- Exercise brief -
Which lines of the data hold the word "caption"? Copy all of them.

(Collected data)
+ + +

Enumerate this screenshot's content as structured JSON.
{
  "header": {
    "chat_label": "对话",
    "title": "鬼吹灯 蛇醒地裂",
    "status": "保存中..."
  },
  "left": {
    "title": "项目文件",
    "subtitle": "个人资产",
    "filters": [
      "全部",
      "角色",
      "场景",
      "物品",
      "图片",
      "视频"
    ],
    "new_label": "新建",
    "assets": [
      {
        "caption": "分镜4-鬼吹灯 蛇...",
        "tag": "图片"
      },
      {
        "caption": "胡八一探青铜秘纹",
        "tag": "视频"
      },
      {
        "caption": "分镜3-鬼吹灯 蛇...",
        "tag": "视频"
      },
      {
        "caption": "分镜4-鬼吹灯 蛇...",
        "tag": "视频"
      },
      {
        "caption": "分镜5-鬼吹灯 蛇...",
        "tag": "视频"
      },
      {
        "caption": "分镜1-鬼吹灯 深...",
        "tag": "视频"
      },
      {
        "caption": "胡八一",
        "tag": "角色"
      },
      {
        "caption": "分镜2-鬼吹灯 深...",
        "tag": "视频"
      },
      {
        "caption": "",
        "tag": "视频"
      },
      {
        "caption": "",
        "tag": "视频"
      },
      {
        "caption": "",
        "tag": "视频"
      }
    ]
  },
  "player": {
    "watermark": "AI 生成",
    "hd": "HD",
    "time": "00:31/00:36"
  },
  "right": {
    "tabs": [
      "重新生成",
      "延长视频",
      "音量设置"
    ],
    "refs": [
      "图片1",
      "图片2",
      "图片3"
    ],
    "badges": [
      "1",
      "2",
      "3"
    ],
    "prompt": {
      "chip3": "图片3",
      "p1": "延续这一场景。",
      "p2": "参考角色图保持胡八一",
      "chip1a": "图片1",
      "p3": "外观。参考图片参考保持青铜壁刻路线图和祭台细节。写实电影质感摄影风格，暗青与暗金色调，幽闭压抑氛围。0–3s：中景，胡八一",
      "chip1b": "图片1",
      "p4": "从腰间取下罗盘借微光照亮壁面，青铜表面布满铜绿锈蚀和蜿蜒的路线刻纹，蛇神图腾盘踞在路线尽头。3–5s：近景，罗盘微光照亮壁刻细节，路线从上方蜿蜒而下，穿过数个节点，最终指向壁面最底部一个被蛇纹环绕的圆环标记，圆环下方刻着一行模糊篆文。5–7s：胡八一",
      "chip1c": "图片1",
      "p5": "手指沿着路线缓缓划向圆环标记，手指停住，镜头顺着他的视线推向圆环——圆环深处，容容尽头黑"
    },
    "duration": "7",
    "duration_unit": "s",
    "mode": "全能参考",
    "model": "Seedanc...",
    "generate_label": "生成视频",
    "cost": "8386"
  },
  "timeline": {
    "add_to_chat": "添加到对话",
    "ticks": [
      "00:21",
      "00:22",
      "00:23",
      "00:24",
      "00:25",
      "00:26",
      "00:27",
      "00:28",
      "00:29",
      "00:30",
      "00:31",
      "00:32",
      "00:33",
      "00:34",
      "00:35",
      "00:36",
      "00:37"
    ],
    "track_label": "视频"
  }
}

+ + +

- Solved exercise -
        "caption": "分镜4-鬼吹灯 蛇...",
        "caption": "胡八一探青铜秘纹",
        "caption": "分镜3-鬼吹灯 蛇...",
        "caption": "分镜4-鬼吹灯 蛇...",
        "caption": "分镜5-鬼吹灯 蛇...",
        "caption": "分镜1-鬼吹灯 深...",
        "caption": "胡八一",
        "caption": "分镜2-鬼吹灯 深...",
        "caption": "",
        "caption": "",
        "caption": "",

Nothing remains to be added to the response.